The justice system in the United States has you covered if a reckless or unlawful driver hurts you, but wouldn't it be better to prevent your car accident in the first place? The answer to this question is obvious, but it's worth asking the question to draw attention to the fact that an ounce of prevention is far more valuable than millions of dollars in personal injury awards -- especially if you can avoid getting hurt or killed.
Motor vehicle manufacturers are human and they make mistakes. The problem is that American consumers -- drivers and passengers alike -- often become the guinea pigs that determine over time whether a particular manufactured item is dangerous or not.
Driving an automobile comes with real and serious risks. Unfortunately, no one who lives in the modern world can avoid these risks. Whether you own a car or not, you're bound to ride in a vehicle at some point. It might be a bus, taxi, your own car or the car of your friend. Even if you avoid vehicles altogether, you will still have to navigate the risks of being a pedestrian, which can be even more dangerous.
In a recent blog entry, a fatal accident near Roseville was discussed. As pointed out, it's important to winterize your vehicle. This helps prepare you for any weather-related fastballs Mother Nature might hit you with this season.
To live in California is to commute. Almost anywhere you live, your job lies elsewhere, so commuting becomes the norm. Even with carpooling and public transit, that's still a lot of Californians in vehicles jockeying for position on the freeways and streets.
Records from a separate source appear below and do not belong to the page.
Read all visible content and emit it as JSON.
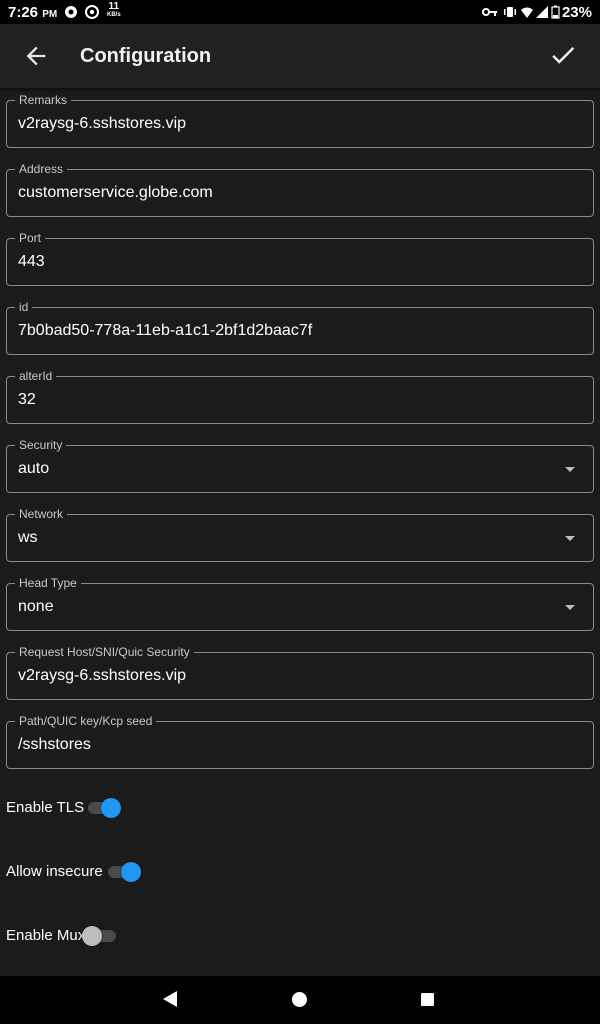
{
  "status_bar": {
    "time": "7:26",
    "ampm": "PM",
    "net_speed": "11",
    "net_unit": "KB/s",
    "battery": "23%"
  },
  "app_bar": {
    "title": "Configuration",
    "back_icon": "arrow-back-icon",
    "save_icon": "check-icon"
  },
  "fields": {
    "remarks": {
      "label": "Remarks",
      "value": "v2raysg-6.sshstores.vip"
    },
    "address": {
      "label": "Address",
      "value": "customerservice.globe.com"
    },
    "port": {
      "label": "Port",
      "value": "443"
    },
    "id": {
      "label": "id",
      "value": "7b0bad50-778a-11eb-a1c1-2bf1d2baac7f"
    },
    "alter_id": {
      "label": "alterId",
      "value": "32"
    },
    "security": {
      "label": "Security",
      "value": "auto"
    },
    "network": {
      "label": "Network",
      "value": "ws"
    },
    "head_type": {
      "label": "Head Type",
      "value": "none"
    },
    "request_host": {
      "label": "Request Host/SNI/Quic Security",
      "value": "v2raysg-6.sshstores.vip"
    },
    "path": {
      "label": "Path/QUIC key/Kcp seed",
      "value": "/sshstores"
    }
  },
  "toggles": {
    "enable_tls": {
      "label": "Enable TLS",
      "on": true
    },
    "allow_insecure": {
      "label": "Allow insecure",
      "on": true
    },
    "enable_mux": {
      "label": "Enable Mux",
      "on": false
    }
  },
  "colors": {
    "accent": "#2196f3",
    "background": "#1b1b1b",
    "app_bar": "#212121"
  }
}
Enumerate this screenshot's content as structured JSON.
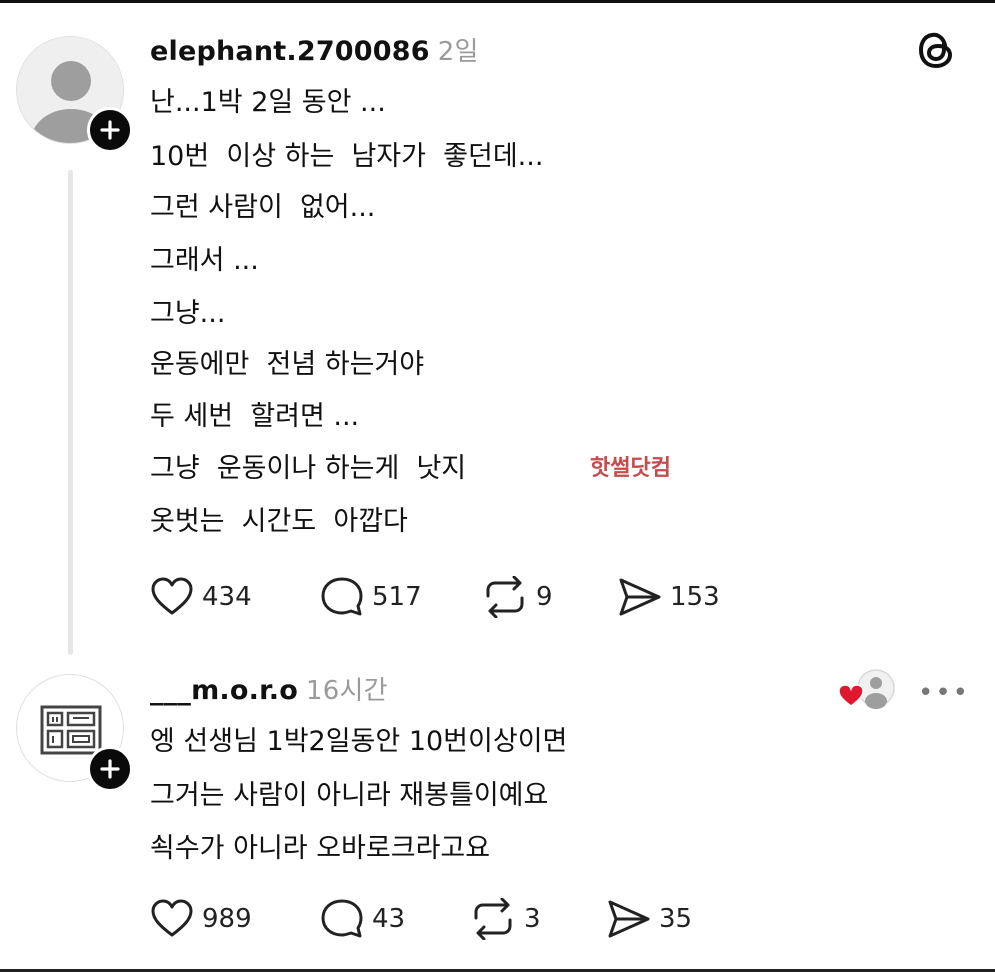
{
  "post": {
    "username": "elephant.2700086",
    "time": "2일",
    "lines": [
      "난...1박 2일 동안 ...",
      "10번  이상 하는  남자가  좋던데...",
      "그런 사람이  없어...",
      "그래서 ...",
      "그냥...",
      "운동에만  전념 하는거야",
      "두 세번  할려면 ...",
      "그냥  운동이나 하는게  낫지",
      "옷벗는  시간도  아깝다"
    ],
    "stats": {
      "likes": "434",
      "replies": "517",
      "reposts": "9",
      "shares": "153"
    }
  },
  "reply": {
    "username": "___m.o.r.o",
    "time": "16시간",
    "lines": [
      "엥 선생님 1박2일동안 10번이상이면",
      "그거는 사람이 아니라 재봉틀이예요",
      "쇡수가 아니라 오바로크라고요"
    ],
    "stats": {
      "likes": "989",
      "replies": "43",
      "reposts": "3",
      "shares": "35"
    }
  },
  "watermark": "핫썰닷컴",
  "icons": {
    "threads_logo": "threads-logo-icon",
    "heart": "heart-icon",
    "comment": "comment-icon",
    "repost": "repost-icon",
    "share": "share-icon",
    "more": "more-icon"
  }
}
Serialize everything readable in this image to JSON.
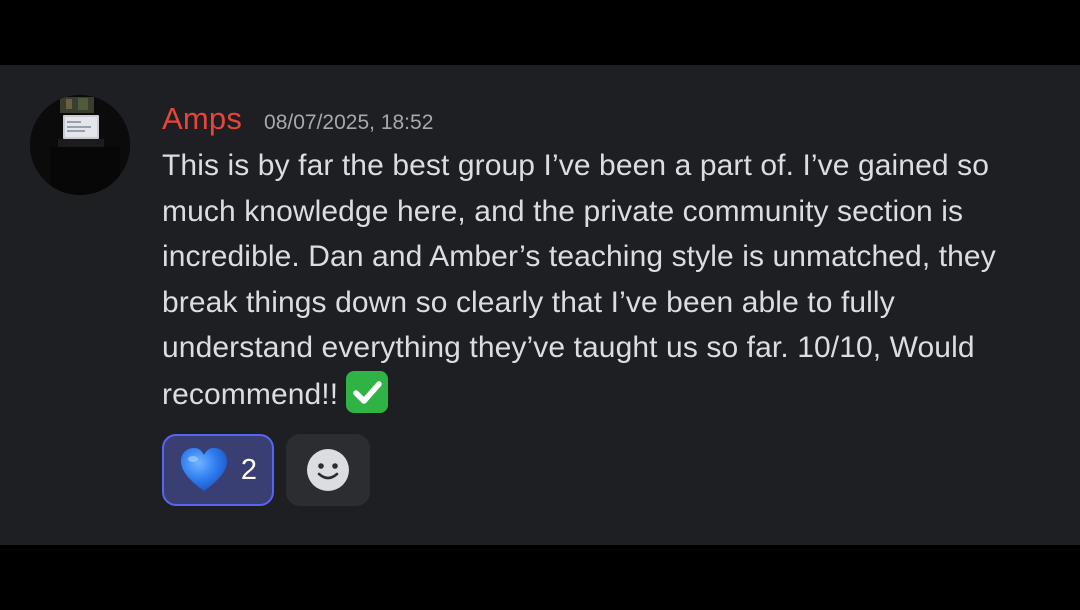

Buses are heavy vehicles that are cumbersome and difficult to maneuver, making them prone to accidents. On top of this fact, due to their weight and size, buses can cause catastrophic and deadly injuries when they strike pedestrians and passenger vehicles.
Car accidents happen for many different reasons, but the sad truth is that most are preventable. With just a few minutes of reviewing the rules of the road and traveling a bit slower when behind the wheel, people could help prevent serious injuries and unnecessary deaths.
If you ever ride your bicycle for fun, exercise or environment-friendly transportation, you might occasionally feel out of place. The streets in most California cities were designed around automobile traffic. Not only does this make riding a bicycle more difficult, it also makes it more dangerous.
While residents of Roseville don't have the traffic congestion and accompanying highway hazards that their counterparts in Southern California do, accidents can occur at any time or place where there is vehicular traffic.